During his first three seasons in Kansas City, Holmes accounted for 6,566 yards from scrimmage and 61 touchdowns. In the history of the NFL, only Marshall Faulk has ever generated that type of production over three consecutive seasons.
In six seasons in Kansas City, Holmes became the franchise's leader in rushing yards (6,070) and touchdowns (83).
Perhaps no other former player represents the Kansas City Chiefs better than Super Bowl winning quarterback Len Dawson.
A first-round pick of the Pittsburgh Steelers in 1957, Dawson spent the first five seasons of his career in Pittsburgh and Cleveland before finding his way to Kansas City where he'd become a Hall of Famer.
A seven-time Pro Bowl selection, Dawson set a franchise records for career passing yardage (28,507) and passing touchdowns (237), and also owns the single-season mark for passing touchdowns (30).
After more than a decade of mediocrity, former general manager Carl Peterson hired coach Marty Schottenheimer to come to town and reshape the Chiefs into a defensive powerhouse in the AFC
With the selection of Alabama linebacker Derrick Thomas with the fourth overall pick in the 1989 draft, the Chiefs acquired a player that would become one of the biggest game-changers in NFL history.
Thomas was quite simply one of the best pass-rushers in NFL history. He had the uncanny ability to use a "tomahawk chop" type move to strip ball carriers of the ball.
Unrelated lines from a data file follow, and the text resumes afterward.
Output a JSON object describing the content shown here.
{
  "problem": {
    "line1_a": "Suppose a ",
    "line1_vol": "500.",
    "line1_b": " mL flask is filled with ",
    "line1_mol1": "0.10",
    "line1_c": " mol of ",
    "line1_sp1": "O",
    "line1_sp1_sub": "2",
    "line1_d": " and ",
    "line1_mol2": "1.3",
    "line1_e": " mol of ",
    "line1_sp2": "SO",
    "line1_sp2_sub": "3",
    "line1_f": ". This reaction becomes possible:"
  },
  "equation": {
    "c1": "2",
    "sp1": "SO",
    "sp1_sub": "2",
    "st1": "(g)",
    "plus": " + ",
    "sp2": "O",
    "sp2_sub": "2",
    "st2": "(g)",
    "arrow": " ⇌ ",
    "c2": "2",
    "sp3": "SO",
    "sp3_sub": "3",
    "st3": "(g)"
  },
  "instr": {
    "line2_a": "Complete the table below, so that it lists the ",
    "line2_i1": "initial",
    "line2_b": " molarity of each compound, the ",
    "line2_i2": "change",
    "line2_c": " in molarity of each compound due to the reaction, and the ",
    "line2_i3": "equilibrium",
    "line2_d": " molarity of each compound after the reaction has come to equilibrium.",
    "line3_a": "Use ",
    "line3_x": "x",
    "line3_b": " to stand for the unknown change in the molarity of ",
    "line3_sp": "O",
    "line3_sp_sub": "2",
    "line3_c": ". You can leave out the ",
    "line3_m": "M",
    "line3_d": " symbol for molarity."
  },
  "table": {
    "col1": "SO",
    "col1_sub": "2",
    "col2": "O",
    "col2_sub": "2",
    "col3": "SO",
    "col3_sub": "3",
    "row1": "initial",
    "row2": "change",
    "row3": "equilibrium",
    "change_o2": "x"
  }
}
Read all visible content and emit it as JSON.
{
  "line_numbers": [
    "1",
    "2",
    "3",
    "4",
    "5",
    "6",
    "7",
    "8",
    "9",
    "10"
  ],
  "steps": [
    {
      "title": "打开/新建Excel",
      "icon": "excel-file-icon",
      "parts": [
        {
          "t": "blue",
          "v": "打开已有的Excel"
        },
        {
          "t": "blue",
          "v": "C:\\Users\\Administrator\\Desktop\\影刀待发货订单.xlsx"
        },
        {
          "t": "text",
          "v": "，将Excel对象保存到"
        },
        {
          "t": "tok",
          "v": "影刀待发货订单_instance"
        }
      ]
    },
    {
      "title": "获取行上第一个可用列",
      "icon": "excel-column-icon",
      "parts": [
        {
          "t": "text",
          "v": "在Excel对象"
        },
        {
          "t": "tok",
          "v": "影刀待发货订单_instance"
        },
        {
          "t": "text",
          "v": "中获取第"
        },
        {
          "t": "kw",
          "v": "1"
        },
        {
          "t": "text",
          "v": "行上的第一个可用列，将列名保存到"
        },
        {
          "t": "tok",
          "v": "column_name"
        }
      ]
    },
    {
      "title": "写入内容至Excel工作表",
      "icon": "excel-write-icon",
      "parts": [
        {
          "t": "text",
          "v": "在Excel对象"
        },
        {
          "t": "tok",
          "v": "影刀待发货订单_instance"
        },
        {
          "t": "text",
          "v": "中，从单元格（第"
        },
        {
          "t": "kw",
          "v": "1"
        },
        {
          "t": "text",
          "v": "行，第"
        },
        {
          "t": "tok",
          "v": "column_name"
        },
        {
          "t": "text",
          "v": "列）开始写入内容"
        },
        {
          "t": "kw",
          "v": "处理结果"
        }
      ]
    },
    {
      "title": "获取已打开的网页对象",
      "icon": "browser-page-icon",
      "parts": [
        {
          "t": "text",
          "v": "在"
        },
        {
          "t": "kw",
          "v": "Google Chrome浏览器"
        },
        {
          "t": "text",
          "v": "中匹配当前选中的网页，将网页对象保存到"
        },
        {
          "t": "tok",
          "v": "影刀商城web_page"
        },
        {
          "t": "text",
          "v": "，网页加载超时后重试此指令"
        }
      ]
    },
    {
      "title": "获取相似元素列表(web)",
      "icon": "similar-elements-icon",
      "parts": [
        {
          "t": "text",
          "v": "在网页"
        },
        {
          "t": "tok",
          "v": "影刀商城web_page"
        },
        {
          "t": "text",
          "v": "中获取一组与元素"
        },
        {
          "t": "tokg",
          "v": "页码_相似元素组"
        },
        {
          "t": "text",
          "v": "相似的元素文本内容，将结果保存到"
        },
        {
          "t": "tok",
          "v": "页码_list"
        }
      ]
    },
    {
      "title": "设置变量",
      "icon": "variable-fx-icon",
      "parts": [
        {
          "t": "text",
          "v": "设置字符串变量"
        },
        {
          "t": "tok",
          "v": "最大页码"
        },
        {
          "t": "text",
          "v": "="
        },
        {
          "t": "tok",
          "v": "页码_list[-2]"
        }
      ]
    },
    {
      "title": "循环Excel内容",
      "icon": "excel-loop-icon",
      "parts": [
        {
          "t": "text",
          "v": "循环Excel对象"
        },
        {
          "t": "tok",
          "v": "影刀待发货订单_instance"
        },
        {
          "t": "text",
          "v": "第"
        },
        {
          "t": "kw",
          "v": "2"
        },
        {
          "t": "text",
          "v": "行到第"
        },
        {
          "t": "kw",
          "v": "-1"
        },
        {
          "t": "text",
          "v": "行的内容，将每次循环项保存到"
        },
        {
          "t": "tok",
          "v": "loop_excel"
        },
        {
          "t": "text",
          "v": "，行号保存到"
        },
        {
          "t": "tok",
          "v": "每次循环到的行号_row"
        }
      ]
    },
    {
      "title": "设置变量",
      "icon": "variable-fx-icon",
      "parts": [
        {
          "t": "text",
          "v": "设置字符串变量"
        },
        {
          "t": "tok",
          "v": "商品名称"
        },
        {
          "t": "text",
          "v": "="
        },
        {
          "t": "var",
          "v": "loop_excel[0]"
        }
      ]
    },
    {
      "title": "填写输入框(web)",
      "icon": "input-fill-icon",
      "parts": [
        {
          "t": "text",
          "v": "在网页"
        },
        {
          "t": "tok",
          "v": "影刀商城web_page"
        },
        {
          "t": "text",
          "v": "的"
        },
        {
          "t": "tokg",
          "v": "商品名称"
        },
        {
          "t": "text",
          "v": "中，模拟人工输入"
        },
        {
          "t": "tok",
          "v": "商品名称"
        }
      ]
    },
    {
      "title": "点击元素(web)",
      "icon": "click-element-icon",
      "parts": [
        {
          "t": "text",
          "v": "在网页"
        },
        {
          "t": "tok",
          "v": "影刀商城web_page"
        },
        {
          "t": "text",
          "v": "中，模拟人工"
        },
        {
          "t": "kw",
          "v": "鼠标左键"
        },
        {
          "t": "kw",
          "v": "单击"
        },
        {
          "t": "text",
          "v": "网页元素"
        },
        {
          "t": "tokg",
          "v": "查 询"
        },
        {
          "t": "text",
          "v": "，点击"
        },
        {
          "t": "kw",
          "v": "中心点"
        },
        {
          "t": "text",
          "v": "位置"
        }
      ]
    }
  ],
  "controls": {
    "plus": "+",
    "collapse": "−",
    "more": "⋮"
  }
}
Thomas was the single player on the Chiefs defense that every opposing offensive coordinator would game-plan against in an often futile effort to lessen his impact on the game.
Elected to the NFL Hall of Fame in 2009, Thomas was a nine-time Pro Bowler who owns several records including the NFL record for most sacks in one game (seven) against the Seattle Seahawks in 1990. Thomas came close to his own record in a 1998 game against Oakland when he had six sacks in that game.
Thomas also owns multiple Chiefs records including:
- 41 forced fumbles
- 126.5 sacks
- 19 recovered fumbles
- 20 sacks in a single season
- 3 career safeties
No other player in the history of the Kansas City Chiefs transformed the way the game was played like tight end Tony Gonzalez.
While there have been receiving tight ends like Shannon Sharpe, Kellen Winslow and Ozzie Newsome who have played large roles in their teams' offenses, no tight end in NFL history has been as productive for their respective team as Gonzalez was for the Chiefs.
Drafted in the first-round of the 1997 draft, Gonzalez spent 12 seasons in Kansas City, and made 10 Pro Bowl appearances.
In his 12 seasons in Kansas City, Gonzalez absolutely shattered the Chiefs team records for receptions (916), yards (10,940), and touchdowns (76). Gonzalez's ability to out-jump defenders and run solid routes have always been key to his success as a receiver.